[Saved entries]
_ _ _

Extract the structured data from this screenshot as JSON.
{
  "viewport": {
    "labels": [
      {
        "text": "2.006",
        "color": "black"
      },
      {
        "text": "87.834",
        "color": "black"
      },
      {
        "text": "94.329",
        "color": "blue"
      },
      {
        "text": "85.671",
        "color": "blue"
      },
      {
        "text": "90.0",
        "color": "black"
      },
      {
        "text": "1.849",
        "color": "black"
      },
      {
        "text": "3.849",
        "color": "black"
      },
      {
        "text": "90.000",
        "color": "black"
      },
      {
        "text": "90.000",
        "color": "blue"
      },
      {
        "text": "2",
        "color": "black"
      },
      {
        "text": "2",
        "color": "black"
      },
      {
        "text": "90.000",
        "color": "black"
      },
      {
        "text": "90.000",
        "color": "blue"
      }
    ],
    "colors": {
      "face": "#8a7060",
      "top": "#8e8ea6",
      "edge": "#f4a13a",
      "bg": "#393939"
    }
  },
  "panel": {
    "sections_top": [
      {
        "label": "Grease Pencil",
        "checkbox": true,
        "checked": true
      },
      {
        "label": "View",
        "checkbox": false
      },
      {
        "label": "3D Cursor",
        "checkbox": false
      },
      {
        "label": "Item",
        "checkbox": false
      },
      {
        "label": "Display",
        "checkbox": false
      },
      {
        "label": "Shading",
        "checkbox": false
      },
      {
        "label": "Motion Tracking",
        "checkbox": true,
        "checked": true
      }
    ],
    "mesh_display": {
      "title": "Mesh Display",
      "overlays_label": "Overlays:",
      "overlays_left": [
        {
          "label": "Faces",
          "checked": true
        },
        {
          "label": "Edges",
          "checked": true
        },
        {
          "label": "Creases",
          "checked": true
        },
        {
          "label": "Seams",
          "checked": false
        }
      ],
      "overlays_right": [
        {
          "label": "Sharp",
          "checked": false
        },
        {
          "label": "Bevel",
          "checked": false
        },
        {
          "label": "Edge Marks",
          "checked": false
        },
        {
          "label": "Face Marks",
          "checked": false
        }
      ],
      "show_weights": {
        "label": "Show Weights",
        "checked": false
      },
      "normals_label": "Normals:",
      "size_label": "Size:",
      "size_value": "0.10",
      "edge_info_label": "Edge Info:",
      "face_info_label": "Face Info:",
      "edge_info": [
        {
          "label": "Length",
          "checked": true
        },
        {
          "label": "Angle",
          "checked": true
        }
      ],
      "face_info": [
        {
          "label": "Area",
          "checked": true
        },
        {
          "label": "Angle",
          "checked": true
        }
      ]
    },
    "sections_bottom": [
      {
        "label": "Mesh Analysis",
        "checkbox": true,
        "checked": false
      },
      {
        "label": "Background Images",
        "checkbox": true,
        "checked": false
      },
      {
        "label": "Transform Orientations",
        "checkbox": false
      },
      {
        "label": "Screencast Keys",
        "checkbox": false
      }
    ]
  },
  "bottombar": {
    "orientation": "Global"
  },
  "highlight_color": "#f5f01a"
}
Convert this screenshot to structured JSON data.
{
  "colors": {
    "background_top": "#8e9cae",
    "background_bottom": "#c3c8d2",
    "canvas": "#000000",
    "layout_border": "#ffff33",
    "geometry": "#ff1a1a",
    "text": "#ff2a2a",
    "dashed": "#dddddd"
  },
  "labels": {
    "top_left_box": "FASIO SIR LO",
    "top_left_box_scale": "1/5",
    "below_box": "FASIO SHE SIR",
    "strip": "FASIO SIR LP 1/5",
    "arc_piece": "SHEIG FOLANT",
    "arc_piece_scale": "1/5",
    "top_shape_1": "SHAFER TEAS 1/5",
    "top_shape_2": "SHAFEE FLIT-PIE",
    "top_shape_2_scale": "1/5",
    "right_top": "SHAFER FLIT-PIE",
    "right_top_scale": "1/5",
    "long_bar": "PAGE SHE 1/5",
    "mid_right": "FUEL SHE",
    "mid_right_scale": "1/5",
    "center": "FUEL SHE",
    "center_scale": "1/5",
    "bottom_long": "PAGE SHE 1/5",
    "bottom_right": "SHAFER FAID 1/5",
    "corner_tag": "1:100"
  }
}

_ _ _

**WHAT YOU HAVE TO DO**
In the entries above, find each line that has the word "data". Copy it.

**YOUR RESPONSE**
Extract the structured data from this screenshot as JSON.
Convert this screenshot to structured JSON data.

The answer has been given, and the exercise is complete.